And still the days slip away, with hardly any time. I’m not the art project mom. There’s no endless craft activities on the living room floor. I still talk about planting vegetables, and I still never get to it. I hear them slide between playing beautifully and fighting brutally, while I try to catch up with keeping the house clean and organized. Hopeless battle.
My kids don’t do yoga with me. They do climb on top of me when I do it. They don’t meditate. They ignore the fact that I do. But my little guy told me this morning that it’s ok that I don’t talk to him while I meditate.
We read Harry Potter. Sometimes we listen to Mozzart. Sometimes we dance around to loud house music. I still chop plenty of kale and make apples with Peanut Butter snacks. Kesem’s reading has gotten so much better since school stopped. Her math too. I do have to deal with complaints and resistance to doing schoolwork. Every. Single. Day. And it’s annoying. But I don’t rush her as much as I do when there’s no pandemic – when the routine suffocates my soul, and there’s nothing but a schedule to keep up with. So I give her more time to feel her feelings and get through it.

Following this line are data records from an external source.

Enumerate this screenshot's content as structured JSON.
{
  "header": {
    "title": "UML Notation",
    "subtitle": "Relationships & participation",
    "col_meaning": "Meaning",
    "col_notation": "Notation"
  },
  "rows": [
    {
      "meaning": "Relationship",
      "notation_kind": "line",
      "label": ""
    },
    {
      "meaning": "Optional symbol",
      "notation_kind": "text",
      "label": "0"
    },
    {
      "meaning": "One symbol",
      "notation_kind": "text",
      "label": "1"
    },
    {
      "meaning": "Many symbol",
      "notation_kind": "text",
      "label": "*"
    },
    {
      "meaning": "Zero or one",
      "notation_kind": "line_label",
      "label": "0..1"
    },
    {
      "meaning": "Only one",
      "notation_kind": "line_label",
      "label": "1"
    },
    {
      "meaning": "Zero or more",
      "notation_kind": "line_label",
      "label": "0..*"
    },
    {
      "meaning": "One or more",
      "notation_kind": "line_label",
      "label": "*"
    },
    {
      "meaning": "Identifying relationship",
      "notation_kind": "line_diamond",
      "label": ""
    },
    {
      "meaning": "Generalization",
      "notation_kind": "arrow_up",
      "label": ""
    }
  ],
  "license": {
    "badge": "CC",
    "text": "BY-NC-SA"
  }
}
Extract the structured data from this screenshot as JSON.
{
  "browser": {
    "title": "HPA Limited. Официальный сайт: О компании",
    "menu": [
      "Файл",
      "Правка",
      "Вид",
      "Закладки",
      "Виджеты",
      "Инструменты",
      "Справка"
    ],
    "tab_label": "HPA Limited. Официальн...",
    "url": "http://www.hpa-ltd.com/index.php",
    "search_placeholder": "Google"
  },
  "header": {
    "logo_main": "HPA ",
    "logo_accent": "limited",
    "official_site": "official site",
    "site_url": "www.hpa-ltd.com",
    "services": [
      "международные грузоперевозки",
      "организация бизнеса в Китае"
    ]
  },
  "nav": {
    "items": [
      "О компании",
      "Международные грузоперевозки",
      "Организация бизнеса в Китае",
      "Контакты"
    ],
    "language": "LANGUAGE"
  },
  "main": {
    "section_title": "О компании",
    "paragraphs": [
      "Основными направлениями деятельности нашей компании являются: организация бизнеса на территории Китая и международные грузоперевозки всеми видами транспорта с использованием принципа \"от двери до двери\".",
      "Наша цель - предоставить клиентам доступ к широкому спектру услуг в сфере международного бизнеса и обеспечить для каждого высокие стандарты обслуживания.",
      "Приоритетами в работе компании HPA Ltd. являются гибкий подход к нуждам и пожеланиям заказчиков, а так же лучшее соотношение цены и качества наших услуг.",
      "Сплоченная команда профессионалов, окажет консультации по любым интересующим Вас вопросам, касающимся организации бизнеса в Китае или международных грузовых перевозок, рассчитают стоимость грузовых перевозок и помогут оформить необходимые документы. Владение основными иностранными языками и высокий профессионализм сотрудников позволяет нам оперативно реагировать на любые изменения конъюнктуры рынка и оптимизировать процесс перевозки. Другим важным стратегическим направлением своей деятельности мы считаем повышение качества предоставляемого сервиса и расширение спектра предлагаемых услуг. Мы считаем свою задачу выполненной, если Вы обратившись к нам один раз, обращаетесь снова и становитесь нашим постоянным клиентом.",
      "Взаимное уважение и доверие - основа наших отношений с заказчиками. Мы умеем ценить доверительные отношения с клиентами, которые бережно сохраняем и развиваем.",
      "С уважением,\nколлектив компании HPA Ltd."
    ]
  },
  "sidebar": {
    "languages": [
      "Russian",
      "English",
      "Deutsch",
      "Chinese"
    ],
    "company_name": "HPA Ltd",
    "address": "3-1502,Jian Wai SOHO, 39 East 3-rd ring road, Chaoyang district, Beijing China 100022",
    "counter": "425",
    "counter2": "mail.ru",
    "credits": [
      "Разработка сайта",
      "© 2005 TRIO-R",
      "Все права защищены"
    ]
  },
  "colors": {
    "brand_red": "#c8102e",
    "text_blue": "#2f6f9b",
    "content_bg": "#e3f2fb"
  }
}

On Saturdays we’ve been watching silent films, introducing the kids to Buster Keaton and Charlie Chaplin. Our parking area in the back is transforming into a roller skate arena, a tiny bike path, a hula-hoop dance studio, a kinetic sand box, and a water park. All we have there is concrete. But still we feel the elements. During the heatwave we filled up the kiddy pool. Our feet splashed in water and the sun bathed our bodies in light.
I feel guilty because I love this time.
There’s a growing sense of space inside of me. Not separate from the impatience, but woven into it with a sense of acceptance.
It doesn’t stop my demon of not enoughness from attacking me, trying to throw me off my throne. “But baby, I’m the queen of quarantine.” I say. And she quiets down for a couple of hours. And then flares up again. “You’re not doing enough!” She yells at me. “You’re lame!” I breathe. I am the Quarantine Queen – I remind myself.
I am not in control. But I am sovereign. Not in the biz of making it into something that it’s not. I inhale, and I receive this as it is – fucked up, and complicated, full of sorrow, and it may change the world forever. I feel embraced by the softening of life. And guilty for being into it. I am not in charge. But I am empowered. I exhale , and I release the expectation of living in a pace that isn’t healthy, or satisfying. Without pushing, without forcing, I am engaging the opportunity to regenerate, to recreate, to redefine my life. I breathe the pleasure of simpler living, and the complexity of how it takes its shape.
Within the boundaries of this castle, my guard is off. Vulnerable, I carve new paths between the chambers of my life. And in this strange and unpredictable way, I find refuge in disintegration, stability on this shaky ground, pleasure in times of pandemic, and sovereignty in the wildness of this ride.
Breathing out. Breathing in. Queen Of Quarantine.